R403.1.3.2 Slabs-on-ground with turned-down footings.
This common construction detail relates to wood framed residential structures with an adjacent exterior: concrete patio, concrete walk or concrete driveway.
Why would you use a turned-down footing over other alternatives?
Turned-down footings are a convenient and expedient construction alternative to traditional footings, concrete stem walls or concrete masonry unit (CMU) stem walls for a variety of reasons.
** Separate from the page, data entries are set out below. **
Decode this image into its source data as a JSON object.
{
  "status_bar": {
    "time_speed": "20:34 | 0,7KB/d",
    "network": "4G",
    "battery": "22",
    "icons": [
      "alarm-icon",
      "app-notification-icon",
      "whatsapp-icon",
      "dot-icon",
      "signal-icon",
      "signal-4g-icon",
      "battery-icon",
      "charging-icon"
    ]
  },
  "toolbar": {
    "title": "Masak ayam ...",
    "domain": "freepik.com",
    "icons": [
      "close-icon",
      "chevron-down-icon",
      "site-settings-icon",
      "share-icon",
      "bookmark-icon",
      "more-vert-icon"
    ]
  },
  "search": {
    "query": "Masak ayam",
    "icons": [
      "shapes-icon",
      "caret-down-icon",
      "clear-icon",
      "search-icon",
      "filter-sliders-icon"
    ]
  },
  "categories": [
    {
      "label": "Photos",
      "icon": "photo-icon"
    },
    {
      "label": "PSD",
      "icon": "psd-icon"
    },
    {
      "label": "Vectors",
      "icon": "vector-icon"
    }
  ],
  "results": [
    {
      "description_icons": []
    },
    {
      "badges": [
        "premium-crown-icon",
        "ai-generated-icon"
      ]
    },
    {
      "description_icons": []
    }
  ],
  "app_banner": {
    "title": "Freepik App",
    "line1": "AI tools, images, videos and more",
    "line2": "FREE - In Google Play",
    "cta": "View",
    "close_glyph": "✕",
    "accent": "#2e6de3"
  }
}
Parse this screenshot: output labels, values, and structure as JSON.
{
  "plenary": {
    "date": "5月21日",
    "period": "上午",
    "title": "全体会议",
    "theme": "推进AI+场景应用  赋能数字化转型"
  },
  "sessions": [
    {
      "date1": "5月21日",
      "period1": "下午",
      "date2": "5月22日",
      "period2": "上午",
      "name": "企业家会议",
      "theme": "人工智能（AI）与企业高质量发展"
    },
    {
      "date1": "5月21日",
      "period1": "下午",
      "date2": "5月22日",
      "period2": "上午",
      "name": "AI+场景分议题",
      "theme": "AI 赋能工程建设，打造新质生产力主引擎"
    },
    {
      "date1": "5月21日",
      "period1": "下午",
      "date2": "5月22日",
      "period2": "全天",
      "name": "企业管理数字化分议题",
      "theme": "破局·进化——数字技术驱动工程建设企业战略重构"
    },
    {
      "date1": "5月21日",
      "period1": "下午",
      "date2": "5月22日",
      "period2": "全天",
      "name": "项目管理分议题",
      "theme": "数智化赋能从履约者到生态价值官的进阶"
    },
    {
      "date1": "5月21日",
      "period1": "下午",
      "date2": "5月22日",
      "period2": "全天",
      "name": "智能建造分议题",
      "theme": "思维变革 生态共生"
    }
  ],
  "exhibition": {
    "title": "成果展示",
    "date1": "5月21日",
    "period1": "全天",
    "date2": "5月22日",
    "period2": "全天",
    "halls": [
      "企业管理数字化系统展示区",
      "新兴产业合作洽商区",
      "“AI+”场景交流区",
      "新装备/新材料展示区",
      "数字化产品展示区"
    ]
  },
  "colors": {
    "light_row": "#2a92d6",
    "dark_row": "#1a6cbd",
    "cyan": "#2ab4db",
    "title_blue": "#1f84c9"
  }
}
From a cost perspective, the integral style of concrete slab and turned-down footing can effectively be formed by the "outside" edges of a slab. The trench is dug, the slab area is compacted and leveled, aggregate base course (ABC) is added, a vapor barrier is laid down and then the slab and turned-down footing is ready to be poured. After the preparations, this style of footing can be formed in one day.
With a simple rectangular slab this means (4) concrete forms are needed. Whereas, with a traditional footing and stemwall, a footing must be dug, then poured in the trench and allowed to dry. Later that day, or the following day, a crew returns to form the stemwalls with (2) forms each side of stemwall—for a grand total of (8) forms.
WIth twice the number of forms, the material costs of forming doubles. It doesn't stop there. Now, a crew needs to be there for another day to pour the stemwalls—which adds a day of labor costs. These extra steps add to the construction timeline.
Depending on weather conditions, the forms can be stripped later that day. It is better to let the concrete cure one day prior to stripping, but this is a judgment call on the builder.
After stripping, water proofing, insulation or other items may be added. The slab area can be backfilled carefully on both sides of stemwall to prevent pressure from being applied to the new wall and cracking it. With compacted subgrade, ABC and vapor barrier in place the slab may be poured.
If the slab stops at the inner edge of stemwalls no more forms are required. If the slab "caps" the stemwall, for a turned-down slab then the outer concrete form needs to be move up to accommodate the new slab edge which rests on top of the stemwall.
The cost is decreased and construction timeline is shortened with a slab-on-ground with turned-down footing. The field conditions may make this style preferred, especially when pouring against an existing wall or structure. In that case, the wall or structure acts as the form.
Despite these advantages, the slab-on-ground with turned-down footing does not work well with retaining walls, steps in grade, or with heavier structures (e.g. 2 stories or more) where a spread footing is required to distribute larger loads to bearing soil.
Chapter 4 FOUNDATIONS
- R401.4 Soil tests.
- R401.4.1 Geotechnical evaluation.
- TABLE R401.4.1 PRESUMPTIVE LOAD-BEARING VALUES OF FOUNDATION MATERIALS
- R403.1 General.
- TABLE R402.2
- FIGURE R403.1(1) CONCRETE AND MASONRY FOUNDATION DETAILS
- TABLE R403.3(1) MINIMUM FOOTING DEPTH AND INSULATION REQUIREMENTS FOR FROST-PROTECTED FOOTINGS IN HEATED BUILDINGS
- R403.1.4 Minimum depth.
- R403.1.6 Foundation anchorage.
Chapter 5 FLOORS
- R506.1 General.
- R506.2 Site preparation.
- R506.2.1 Fill.
- R506.2.2 Base.
- R506.2.3 Vapor retarder.
- R506.2.4 Reinforcement support.
Chapter 6 WALL CONSTRUCTION
- R602.1 Identification.
- R602.3 Design and construction.
- TABLE R602.3.(1) FASTENER SCHEDULE FOR STRUCTURAL MEMBERS
- TABLE R602.3(3) REQUIREMENTS FOR WOOD STRUCTURAL PANEL WALL SHEATHING USED TO RESIST WIND PRESSURES
- TABLE R602.3(4) ALLOWABLE SPANS FOR PARTICLEBOARD WALL SHEATHING
- TABLE R602.3(5) SIZE, HEIGHT, AND SPACING OF WOOD STUDS
- FIGURE R602.3(1) TYPICAL WALL, FLOOR AND ROOF FRAMING
- FIGURE R602.3(2) FRAMING DETAILS
- TABLE R602.3.1 MAXIMUM ALLOWABLE LENGTH OF WOOD WALL STUDS EXPOSED TO WIND SPEEDS OF 100MPH OR LESS IN SEISMIC DESIGN CATEGORIES A, B, C, D o, D1, D2
Chapter 6 WALL COVERING
- R703.7.5 Flashing.